A20: First you must put the carbon on the top not the bottom! The bending loads dictate that the top spar has to have the strength. Use epoxy rather than Cyano. The reason for this is that the materials that we use for spars be it wood or carbon are least resilient in compression. The top spar compresses and the bottom is stretched, try pulling on the ends of a bit of 1/8" square then pushing on the ends of the same piece. The upper flange of the beam has to be of a larger cross section than the lower to resist bending. Flat flanges webbed apart are best. The further apart the better, however the wing section thickness dictates the distance. The web has to be secured to both flanges otherwise the spars will shear out under bending loads. Webs should have a vertical grain to resist the tendency for the bending of the top spar to compress the fill. One serious mistake is to make flanges of different materials that have different properties. Use the same material for top and bottom, just use a larger cross section on the top flange. The joints can be made with either cyano or epoxy When complete the assembled spar must be bound with Kevlar thread and sealed with cyano to finish.           

Q21: I want moulded carbon fibre stab platform mounts. I have both the F1A (small size) and F1H carbon fibre tail booms and am looking for some method other than trying to use epoxy and microballoons to mount my platforms. The internal sizes are not compatible with my requirements and the boom diameters. Is there a "split ring" bottom that could be squeezed to fit the boom dia where I want to locate the stab?
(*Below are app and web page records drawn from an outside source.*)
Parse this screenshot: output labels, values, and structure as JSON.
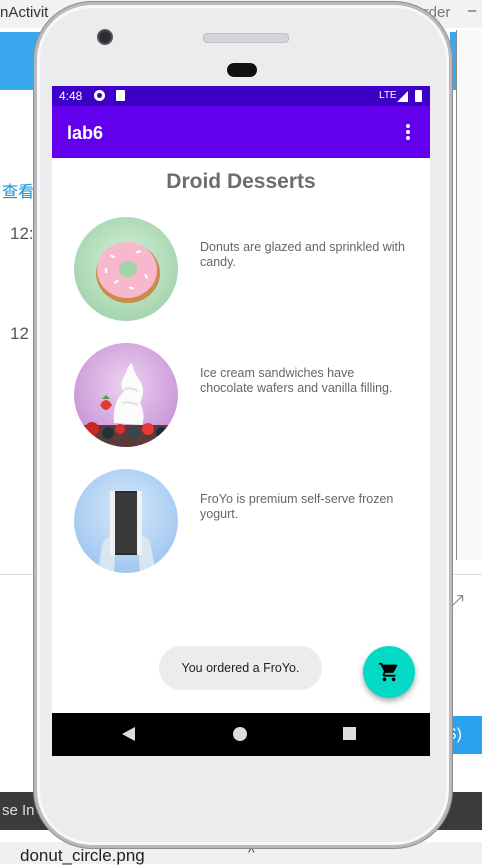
{
  "background": {
    "window_title_left": "nActivit",
    "window_title_right": "Order",
    "minimize_glyph": "–",
    "link_text": "查看",
    "row_numbers": [
      "12:",
      "12"
    ],
    "right_button_label": "S)",
    "dark_bar_text": "se In",
    "bottom_file_tab": "donut_circle.png",
    "bottom_caret": "^"
  },
  "status_bar": {
    "time": "4:48",
    "network": "LTE",
    "color": "#3c00c6"
  },
  "app_bar": {
    "title": "lab6",
    "color": "#6200ee",
    "menu_icon": "overflow-menu-icon"
  },
  "main": {
    "title": "Droid Desserts",
    "desserts": [
      {
        "name": "donut",
        "description": "Donuts are glazed and sprinkled with candy."
      },
      {
        "name": "ice-cream-sandwich",
        "description": "Ice cream sandwiches have chocolate wafers and vanilla filling."
      },
      {
        "name": "froyo",
        "description": "FroYo is premium self-serve frozen yogurt."
      }
    ]
  },
  "toast": {
    "message": "You ordered a FroYo."
  },
  "fab": {
    "icon": "shopping-cart-icon",
    "color": "#03dac5"
  },
  "nav_bar": {
    "back_icon": "back-icon",
    "home_icon": "home-icon",
    "recents_icon": "recents-icon"
  }
}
A21: The standard moulded tail mounts can be cut and squeezed to fit. The best way is to cot the lower portion off and bind in place with Kevlar thread and fix with cyano and epoxy.

See also Publications - "How-To-Do-It" No's.3, 8, 9 & 11 for help in using these hi-tech material.

Or see the Custom Kits page for hi-tech wings.